We Can't All Be Washingtons, But We Can All Be Patriots!
We anticipate making a motion in the near future regarding whether to endorse candidates, a mechanism for determining endorsements, and examining the potential benefits of our endorsement. Here were some of the things discussed:
- There are members who believe the viability of the Patriots is dependent on endorsing candidates
- There are members who believe the Patriots should be educating the electorate and endorsing ideas (as represented by our Core Values) not endorsing specific candidates
- We could endorse candidates through a simply majority vote for any office in which the patriots have a representative interest
- We could limit endorsements to a compelling majority (2/3, 3/4, etc.)
- We could establish a "Patriot Approved Candidate" process. Under such a process, we could review candidates (might include a questionnaire) and, assuming they are in align with our core values, they could receive designation as a Patriot Approved Candidate. We would need some value added for the candidate in order for this to be meaningful (maybe a link to their web page; publicity for door knocking, fund raising, etc; or a small blurb advertising the candidate).
I know there is a lot of passion on this issue. Please keep your comments positive and focused.
Lester and Nicholas,
I am very much in favor of your ideas.
I like the way the Family Foundation does their Virginia General Assembly Report Card. They essentially have a list of some key votes (20 total) in the VA house and senate. They then grade the incumbents on how they voted. We should do something similar and allow the non-incumbent challengers to add how they "would have voted" if given the chance. To do this, we would need to define some specific criterion such as lower taxes, smaller government, etc. and be specific about what that means. Then we can hold all the potential candidates up against a standardized measurement so voters can be comparing apples to apples. In this way we are not limiting ourselves to specific endorsements since many of us realize that there can be multiple candidates who are qualified for a given office. The VA US senate primary is a primary example of this. At the same time, one has to realize that approving multiple candidates in a primary can split the vote causing an undesirable candidate to win. Decisions decisions...
I agree that having more than one candidate who meets our criteria can be a problem in a race where an undesirable candidate is also running can be a problem. Still it is better than having no good candidate. I do not believe we are in a good position to try to be "king-makers". That is a tactic used by the establishment, and it usually comes to no good end.
I have heard that some of the other tea party groups are endorsing candidates. I would like to know how many are and how many are not. For those that do, what criterion do they use? Let's vote on an existing successful practice adapted from another group and not reinvent the wheel.
I don't mean to put the cart in front of the horse, but I think that while we are discussing the endorsement of candidates, we need to consider what type of support we are willing to provide any candidate that we would endorse. In my opinion, if we think enough of a candidate to endorse them, we should be willing to work to get them elected. As we just saw last week, these elections tend to be very close and I believe we need to do whatever we can to get an endorsed candidate into office. Again, I realize that we have not made a decision on endorsements, I just think we also need to consider the overall impact if that is the path we take.

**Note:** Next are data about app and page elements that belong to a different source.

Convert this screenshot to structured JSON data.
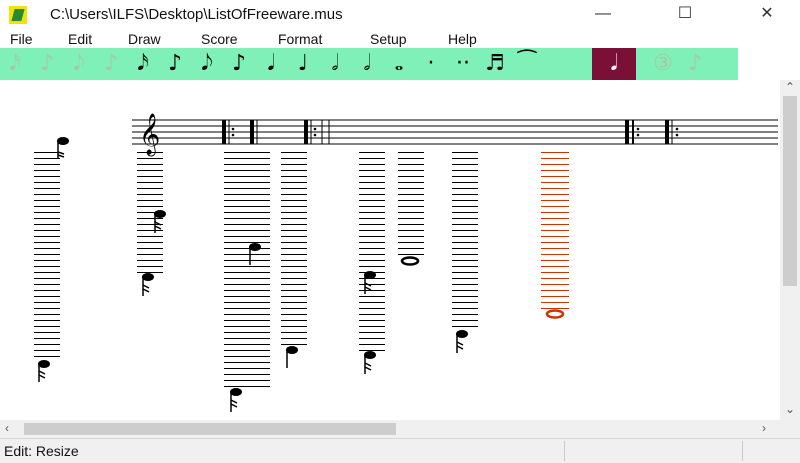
{
  "window": {
    "title": "C:\\Users\\ILFS\\Desktop\\ListOfFreeware.mus",
    "minimize": "—",
    "maximize": "☐",
    "close": "✕"
  },
  "menu": [
    "File",
    "Edit",
    "Draw",
    "Score",
    "Format",
    "Setup",
    "Help"
  ],
  "toolbar": {
    "tools": [
      {
        "glyph": "𝅘𝅥𝅯",
        "dim": true
      },
      {
        "glyph": "♪",
        "dim": true
      },
      {
        "glyph": "𝅘𝅥𝅮",
        "dim": true
      },
      {
        "glyph": "♪",
        "dim": true
      },
      {
        "glyph": "𝅘𝅥𝅯",
        "dim": false
      },
      {
        "glyph": "♪",
        "dim": false
      },
      {
        "glyph": "𝅘𝅥𝅮",
        "dim": false
      },
      {
        "glyph": "♪",
        "dim": false
      },
      {
        "glyph": "𝅘𝅥",
        "dim": false
      },
      {
        "glyph": "♩",
        "dim": false
      },
      {
        "glyph": "𝅗𝅥",
        "dim": false
      },
      {
        "glyph": "𝅗𝅥",
        "dim": false
      },
      {
        "glyph": "𝅝",
        "dim": false
      },
      {
        "glyph": "·",
        "dim": false
      },
      {
        "glyph": "··",
        "dim": false
      },
      {
        "glyph": "♬",
        "dim": false
      },
      {
        "glyph": "⁀",
        "dim": false
      },
      {
        "glyph": "𝅘𝅥",
        "dim": false,
        "selected": true
      },
      {
        "glyph": "③",
        "dim": true
      },
      {
        "glyph": "♪",
        "dim": true
      }
    ],
    "colors": {
      "background": "#7ff0b8",
      "selected": "#7a1036"
    }
  },
  "score": {
    "highlight_color": "#cc3300"
  },
  "status": {
    "text": "Edit: Resize"
  }
}
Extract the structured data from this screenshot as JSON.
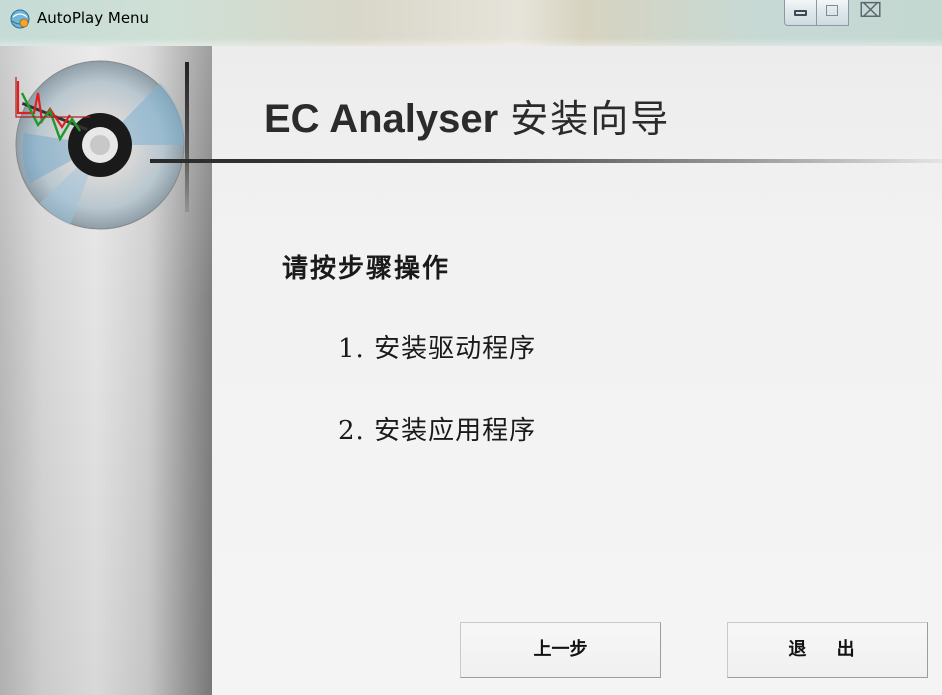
{
  "window": {
    "title": "AutoPlay Menu",
    "icons": {
      "app": "autoplay-globe-icon",
      "minimize": "minimize-icon",
      "maximize": "maximize-icon",
      "close": "close-icon"
    },
    "close_glyph": "⌧"
  },
  "header": {
    "title_en": "EC Analyser",
    "title_cn": "安装向导",
    "logo": "cd-disc-with-chart-icon"
  },
  "content": {
    "instruction": "请按步骤操作",
    "steps": [
      {
        "label": "1. 安装驱动程序"
      },
      {
        "label": "2. 安装应用程序"
      }
    ]
  },
  "buttons": {
    "prev_label": "上一步",
    "exit_label": "退 出"
  },
  "colors": {
    "titlebar": "#c9dcd6",
    "sidebar": "#cfcfcf",
    "content_bg": "#f2f2f2",
    "text": "#1a1a1a",
    "chart_red": "#e02020",
    "chart_green": "#1f9a2a"
  }
}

Tim, Your concerns are very much a part of the endorsement discussion. The criteria, the process, and the practical effects of an endorsement are all things that we need to iron out in order to come to a decision that will stand the test of time. I hope to gain some insights this weekend into what other groups are doing and how well different approaches are working.
I appreciate all the thoughtful feedback so far. I agree there is much to be thought through regarding the process for approving/endorsing should we choose that path. However, I am hopefuly we can take this one step at a time. We want to see Patriots engaged in our process and part of that is reaching agreement on bigger ideas and then allowing our committees to brainstorm a proposed way forward to implement those decisions. That gets more members engaged in areas where they have an interest and a passion. That isn't to say others cannot provide them comments and feedback. However, the idea of committees is, understanding progress doesn't allow every decision to be made by 400 people, we place areas of responsibility with smaller groups of folks. While we are not tied to their recommendations, I would expect them to be ready for a vote (perhaps with minor changes/amendments).
Let us consider those ~350 people that infrequently attend periodic meetings. This point is worthy of another discussion/thread that the leaderships can shepherd into the future. For we know that one of the hallmarks of the Tea Party movement is that many of these people who support the ideals of the movement have jobs, lives, and families. They cannot attend all these meetings but still want to be involved in what little ways they are able. The organization needs to consider supplying the mechanisms for involvement whether that be sub-comittees, on-line meetings, or some other means that others might want to brainstorm. The reality is: we can't all attend meetings and be "leaders". Some just want to support, encourage, and help from their homes and everyday lives. Let us be creative and give those seemingly uninvolved members a few niche opportunities. How are other Tea Party groups involving those on the periphery successfully?
Well said. We have folks who, through their membership, have expressed an interest in maikng a difference. We have an obligation to find creative ways to help them do just that. I think Scott's effort to break us down by district is a move in that direction. We need others.
It seems to me that we should determine our mission for next year first and then address this issue.